For the previous NSA, Yossi Cohen, formerly a senior official in the Mossad, the INSS was a steppingstone to his appointment as director of Mossad. If the current NSA, Meir Ben-Shabbat, a former senior official in the Shin Bet, is appointed to head that Agency, the role of the NSA, as a steppingstone to the most senior positions in the national security establishment may become permanent. This is quite a change from even a few years earlier, when premiers, including Netanyahu, had to scrabble around to find almost anyone willing to take what appeared to be an uninfluential and career-ending position

The INSS and COVID-19

From the outset, the INSS was deeply involved in coordinating the inter-agency process responsible for formulating Israel’s response to the COVID crisis and even its implementation in the early months. By April 2020 the INSS had developed a comprehensive plan for addressing the crisis in consultation with the relevant ministries, public sector institutions, think tanks, academics and a special INSS COVID task force.  Its limitations as an operational body rapidly became apparent, however, and responsibility for implementation was transferred to an inter-agency task force headed by the IDF and Mossad, and subsequently – and prematurely – disbanded.[4]

What had initially appeared to be a highly successful response, rapidly deteriorated into one of the least successful ones in the developed world.

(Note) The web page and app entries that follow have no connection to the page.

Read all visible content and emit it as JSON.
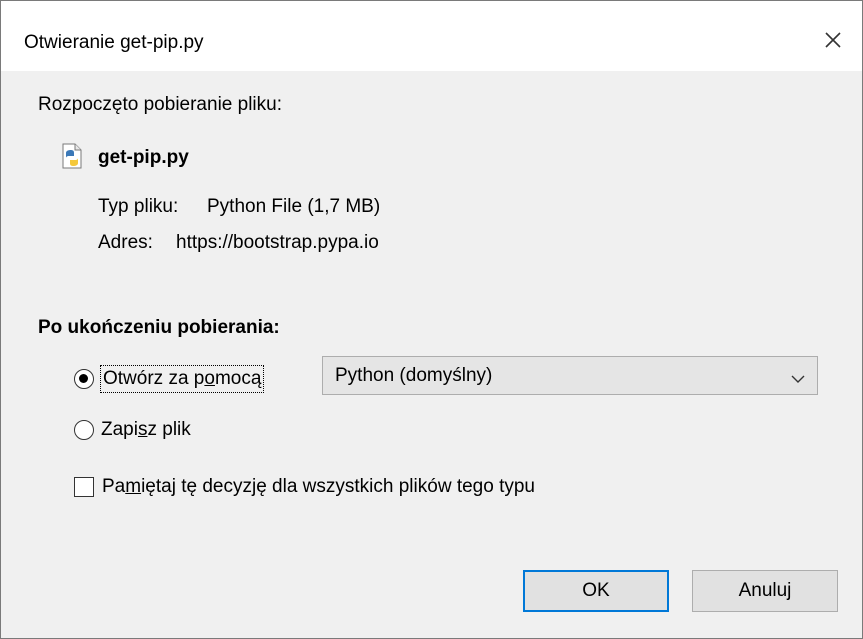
{
  "window": {
    "title": "Otwieranie get-pip.py",
    "close_icon": "close-icon"
  },
  "download": {
    "intro": "Rozpoczęto pobieranie pliku:",
    "file_icon": "python-file-icon",
    "file_name": "get-pip.py",
    "type_label": "Typ pliku:",
    "type_value": "Python File (1,7 MB)",
    "address_label": "Adres:",
    "address_value": "https://bootstrap.pypa.io"
  },
  "after_download": {
    "heading": "Po ukończeniu pobierania:",
    "open_with": {
      "label_before": "Otwórz za p",
      "label_underlined": "o",
      "label_after": "mocą",
      "selected": true
    },
    "app_select": {
      "value": "Python (domyślny)",
      "arrow_icon": "chevron-down-icon"
    },
    "save_file": {
      "label_before": "Zapi",
      "label_underlined": "s",
      "label_after": "z plik",
      "selected": false
    },
    "remember": {
      "label_before": "Pa",
      "label_underlined": "m",
      "label_after": "iętaj tę decyzję dla wszystkich plików tego typu",
      "checked": false
    }
  },
  "buttons": {
    "ok": "OK",
    "cancel": "Anuluj"
  },
  "colors": {
    "dialog_background": "#f0f0f0",
    "title_background": "#ffffff",
    "focus_border": "#0078d7",
    "button_background": "#e1e1e1"
  }
}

Partisan politics, including rivalries between the Premier and other leaders, exacerbated by bureaucratic politics, especially between the Health and Finance Ministries,[5] largely account for the change. In a desperate attempt to contain the spread of the virus, a special “Coronavirus Czar” was appointed, although the INSS remained an important source of advice to the Premier and continued to provide the support mechanism for the “Corona Cabinet”.


The INSS has faced broad criticism from within the national security establishment and beyond, for its ostensible failure to fulfill the roles assigned to it and its lack of influence. While some of the criticism has certainly been warranted, it also reflected a degree of bureaucratic rivalry and, no less importantly, a lack of understanding of what an NSC type body is actually designed to do. When viewed from this perspective, and once it had been assigned a role of importance by the Premier, the INSS rapidly became a major player. More recently, Prime Minister Netanyahu has taken to stressing publicly that various issues of importance had been considered by the INSS and that policies adopted reflected its recommendations. In so doing, the INSS became the public face of policy and provided an important degree of policy legitimization.

As  one  who was “present at the creation”,[6] serving on the INSS for its first five formative years, I opined at the time that if it took the American NSC fifteen years to become the highly influential body we know today it would likely take closer to thirty years in Israel’s case. An advisory mechanism designed for a hierarchical presidential system is not a natural graft for a fractious parliamentary coalition system. At the twenty-year point, this forecast does not appear to have been wide of the mark.

[1] Except where explicitly stated, this chapter draws on interviews conducted with senior officials of the INSS, current or recent, and the author’s own experience having served on the INSS in its early years. It also draws on the following works by the author: Freilich, C. D., Zion’s Dilemmas: How Israel Makes National Security Policy, Cornell, 2012 and National Security Decision-Making in Israel: Improving the Process, Middle East Journal, v67 #2 Spring 2013, pp. 257-267.

[2] At least as of the end of 2020, the time of this writing.

[3] Tsafrir Rinat and Alif Benn, Haaretz, November 15, 2002; The IDF and the Lessons of the Second Lebanon War, Mideast Security and Policy Studies # 85, Begin Sadat Center, Ramat Gan, December 2010.



[6] The title of Dean Atchison’s autobiography, including his account of the American NSA’s early years.